By Michael Neilson in Jakarta
The US$35 (A$49) visa fee Australian tourists must pay before entering Indonesia looks set to be finally scrapped after years of the Indonesian government flip-flopping on the policy.
Coordinating Ministry for Maritime Affairs spokesman Djoko Hartoyo says Australia will be one of 79 new countries to be granted free one-month tourist visas.
On three previous occasions Australia has been included in such a group, only to be withdrawn for political reasons or because Australia did not offer Indonesian tourists reciprocal visa arrangements.
But Hartoyo said this time Indonesia had not demanded anything in return.

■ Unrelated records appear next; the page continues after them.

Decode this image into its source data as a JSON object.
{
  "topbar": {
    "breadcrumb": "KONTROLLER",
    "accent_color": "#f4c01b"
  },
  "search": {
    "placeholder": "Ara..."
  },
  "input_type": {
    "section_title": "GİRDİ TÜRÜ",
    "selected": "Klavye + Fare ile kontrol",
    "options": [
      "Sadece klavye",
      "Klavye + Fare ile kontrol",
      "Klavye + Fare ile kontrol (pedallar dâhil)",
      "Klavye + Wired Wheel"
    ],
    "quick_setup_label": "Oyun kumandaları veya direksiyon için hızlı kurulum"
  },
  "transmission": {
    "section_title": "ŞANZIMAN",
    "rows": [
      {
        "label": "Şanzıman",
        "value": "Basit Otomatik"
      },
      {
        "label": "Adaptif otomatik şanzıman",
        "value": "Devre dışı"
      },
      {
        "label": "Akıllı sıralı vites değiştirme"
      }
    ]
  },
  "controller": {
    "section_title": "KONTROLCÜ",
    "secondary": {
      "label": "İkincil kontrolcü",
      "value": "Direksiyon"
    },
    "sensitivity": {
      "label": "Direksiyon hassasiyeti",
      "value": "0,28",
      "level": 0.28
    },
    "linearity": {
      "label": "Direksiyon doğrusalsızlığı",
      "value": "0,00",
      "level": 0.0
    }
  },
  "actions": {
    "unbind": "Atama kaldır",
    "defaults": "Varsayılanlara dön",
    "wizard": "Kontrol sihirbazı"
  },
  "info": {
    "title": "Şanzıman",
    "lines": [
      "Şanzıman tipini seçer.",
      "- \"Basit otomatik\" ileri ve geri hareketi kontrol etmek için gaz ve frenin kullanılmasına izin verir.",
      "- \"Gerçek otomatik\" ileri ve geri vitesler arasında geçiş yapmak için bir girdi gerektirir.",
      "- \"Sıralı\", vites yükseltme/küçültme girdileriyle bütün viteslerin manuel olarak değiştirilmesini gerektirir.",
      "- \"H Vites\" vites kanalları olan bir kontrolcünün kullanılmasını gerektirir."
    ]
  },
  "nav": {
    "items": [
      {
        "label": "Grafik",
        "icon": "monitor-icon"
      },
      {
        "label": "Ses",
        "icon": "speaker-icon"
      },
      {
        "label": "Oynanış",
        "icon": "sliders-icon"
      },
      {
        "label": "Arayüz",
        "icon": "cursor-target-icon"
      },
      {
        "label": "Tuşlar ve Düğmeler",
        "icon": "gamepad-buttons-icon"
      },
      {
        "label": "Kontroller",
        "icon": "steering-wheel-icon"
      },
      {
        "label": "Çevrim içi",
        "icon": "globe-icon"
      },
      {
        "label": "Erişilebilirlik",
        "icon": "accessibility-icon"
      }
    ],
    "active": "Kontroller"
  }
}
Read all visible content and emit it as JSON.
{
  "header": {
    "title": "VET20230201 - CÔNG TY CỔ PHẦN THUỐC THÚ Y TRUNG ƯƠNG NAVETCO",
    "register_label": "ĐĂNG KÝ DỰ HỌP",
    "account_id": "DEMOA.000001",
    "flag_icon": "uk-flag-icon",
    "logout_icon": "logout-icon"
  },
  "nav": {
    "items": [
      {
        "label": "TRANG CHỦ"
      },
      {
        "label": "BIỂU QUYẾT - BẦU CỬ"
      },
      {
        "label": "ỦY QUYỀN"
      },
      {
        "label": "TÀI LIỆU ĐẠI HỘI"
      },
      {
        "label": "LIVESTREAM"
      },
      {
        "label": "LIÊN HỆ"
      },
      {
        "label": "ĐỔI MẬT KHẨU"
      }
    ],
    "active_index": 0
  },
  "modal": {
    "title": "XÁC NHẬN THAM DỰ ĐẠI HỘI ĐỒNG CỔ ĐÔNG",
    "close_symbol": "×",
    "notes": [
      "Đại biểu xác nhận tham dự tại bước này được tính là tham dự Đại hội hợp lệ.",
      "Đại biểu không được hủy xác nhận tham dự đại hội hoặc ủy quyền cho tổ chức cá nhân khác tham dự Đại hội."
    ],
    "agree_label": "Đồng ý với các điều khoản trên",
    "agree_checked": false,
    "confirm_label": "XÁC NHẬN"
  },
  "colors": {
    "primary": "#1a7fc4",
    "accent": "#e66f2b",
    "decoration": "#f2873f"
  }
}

“We are doing it simply because we want more Australian tourists coming to Indonesia. It is true that the Government is receiving less from people entering Indonesia, but what the people can get in return [from tourism] is much bigger,” he said.
Hartoyo said he hoped the policy would be signed by President Joko Widodo this week.
In March last year, amid high tensions over the executions of Myuran Sukumaran and Andrew Chan, Indonesia removed Australia from a group of 45 countries whose tourist visa fees would be waived, blaming a lack of reciprocal arrangements.
Free via access
In September, the Indonesian tourism minister again promised Australians would be granted free visa access, before leaving them out of the policy that began on October 1.
Indonesia has previously requested Australia grant long-term visas for officials at the level of director and above, visas for business and tighter security regarding drugs.
In November last year Australia announced a visa improvement for Indonesians, with a three-year multiple entry visa and online applications.
Nearly 10 million tourists visit Indonesia annually, with the majority visiting Bali.
Of the 3.6 million visits to Bali between January and November 2015, Australians topped the list with 876,748 visitors.
The announcement adds to the 90 countries that already receive free visa access, and comes as part of Indonesia’s plan to attract 20 million foreign tourists annually by 2019.
A spokesperson for Air Asia said the airline hoped the policy would result in more Australians travelling to Indonesia.
It is also understood other major airlines such as Jetstar would welcome the move to reduce costs for Australian travellers.
The Australian Department of Foreign Affairs and Trade said in a statement it had not yet received any information from the Indonesian Government about the announcement.
With Karuni Rompies